╭──

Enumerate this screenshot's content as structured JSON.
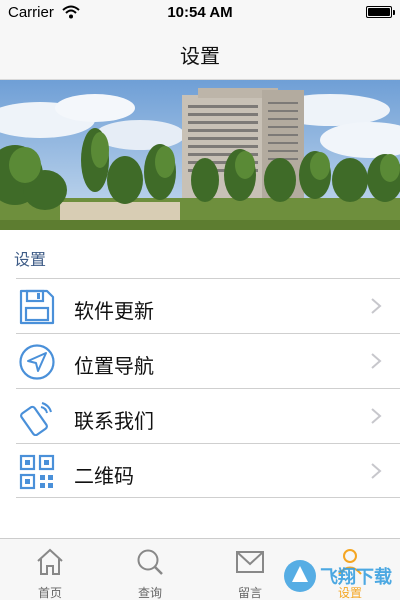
{
  "status_bar": {
    "carrier": "Carrier",
    "time": "10:54 AM",
    "wifi_icon": "wifi-icon",
    "battery_icon": "battery-icon"
  },
  "nav": {
    "title": "设置"
  },
  "banner": {
    "icon": "campus-building-photo"
  },
  "section": {
    "header": "设置"
  },
  "menu": {
    "items": [
      {
        "label": "软件更新",
        "icon": "floppy-disk-icon"
      },
      {
        "label": "位置导航",
        "icon": "location-arrow-icon"
      },
      {
        "label": "联系我们",
        "icon": "phone-call-icon"
      },
      {
        "label": "二维码",
        "icon": "qr-code-icon"
      }
    ]
  },
  "tabs": [
    {
      "label": "首页",
      "icon": "home-icon",
      "active": false
    },
    {
      "label": "查询",
      "icon": "search-icon",
      "active": false
    },
    {
      "label": "留言",
      "icon": "mail-icon",
      "active": false
    },
    {
      "label": "设置",
      "icon": "settings-icon",
      "active": true
    }
  ],
  "watermark": {
    "text": "飞翔下载"
  },
  "colors": {
    "accent_blue": "#4a90d9",
    "tab_active": "#f5a623",
    "section_header": "#3d5b86",
    "bar_bg": "#f7f7f7"
  }
}
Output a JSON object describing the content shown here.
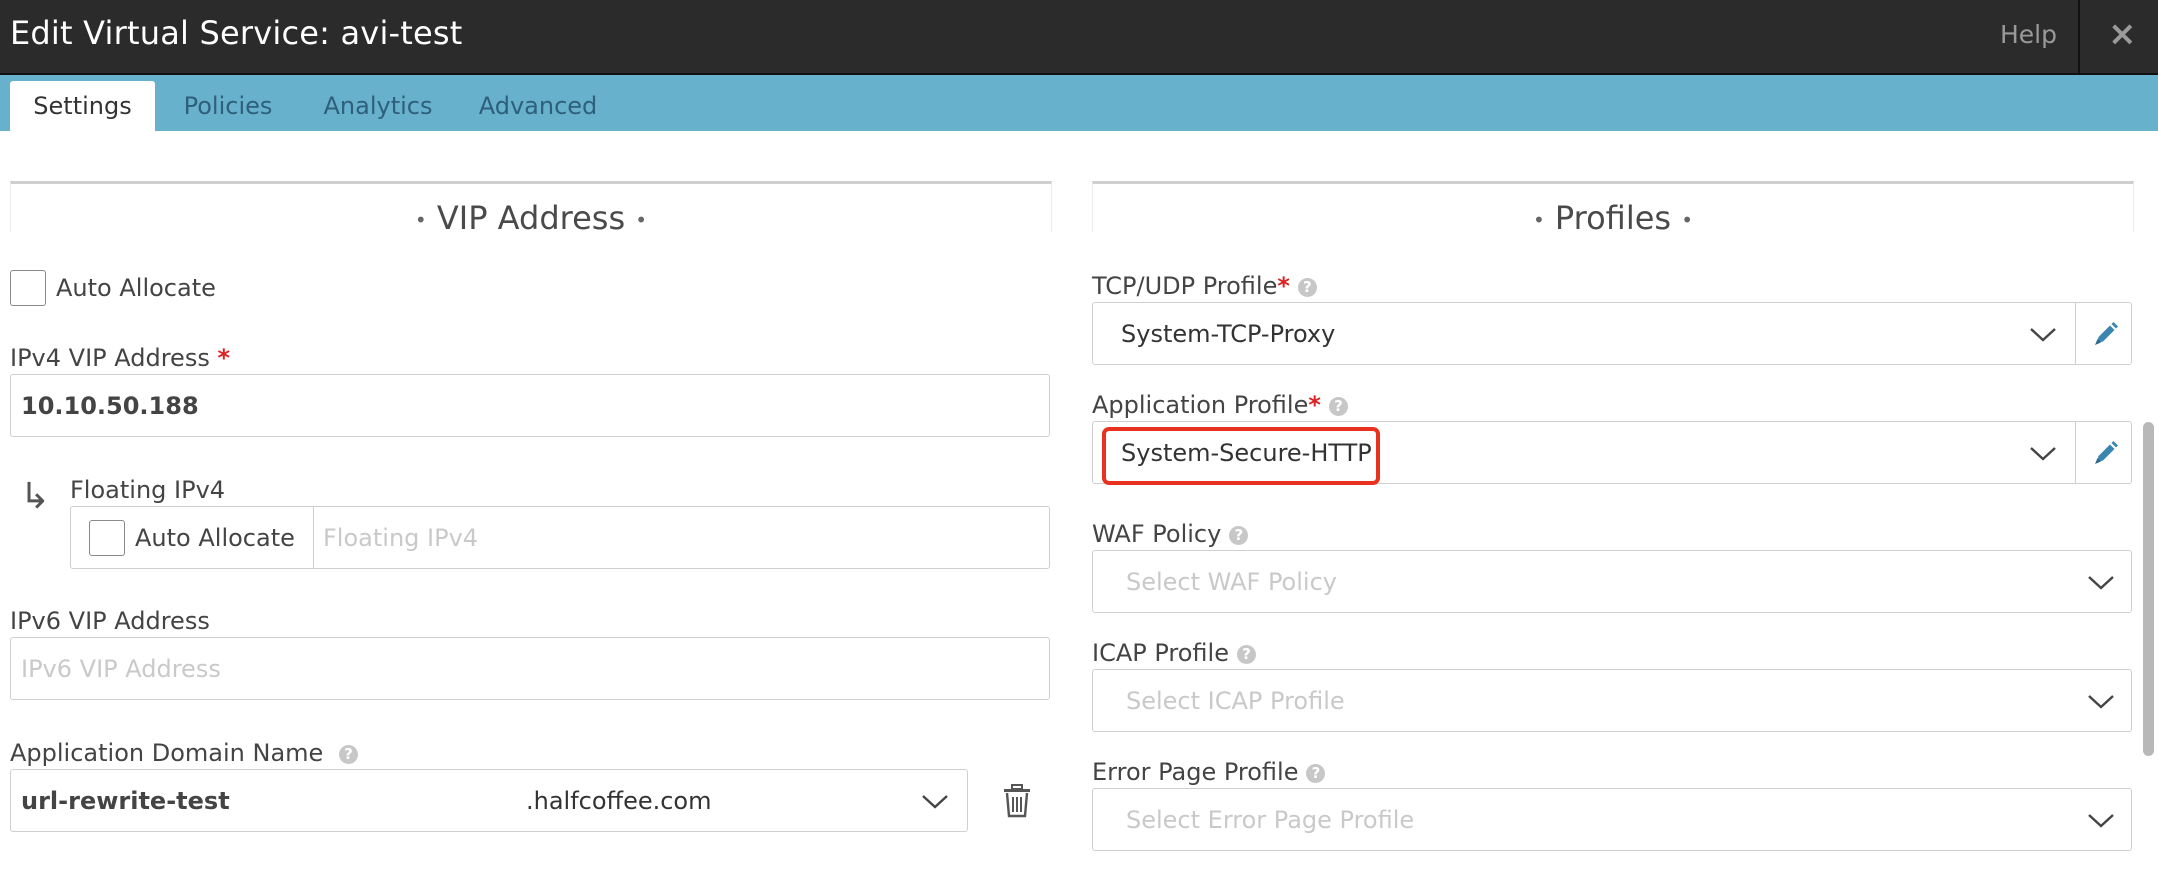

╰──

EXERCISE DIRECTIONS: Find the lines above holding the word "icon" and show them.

REPLY TO THE EXERCISE:
    "wifi_icon": "wifi-icon",
    "battery_icon": "battery-icon"
    "icon": "campus-building-photo"
        "icon": "floppy-disk-icon"
        "icon": "location-arrow-icon"
        "icon": "phone-call-icon"
        "icon": "qr-code-icon"
      "icon": "home-icon",
      "icon": "search-icon",
      "icon": "mail-icon",
      "icon": "settings-icon",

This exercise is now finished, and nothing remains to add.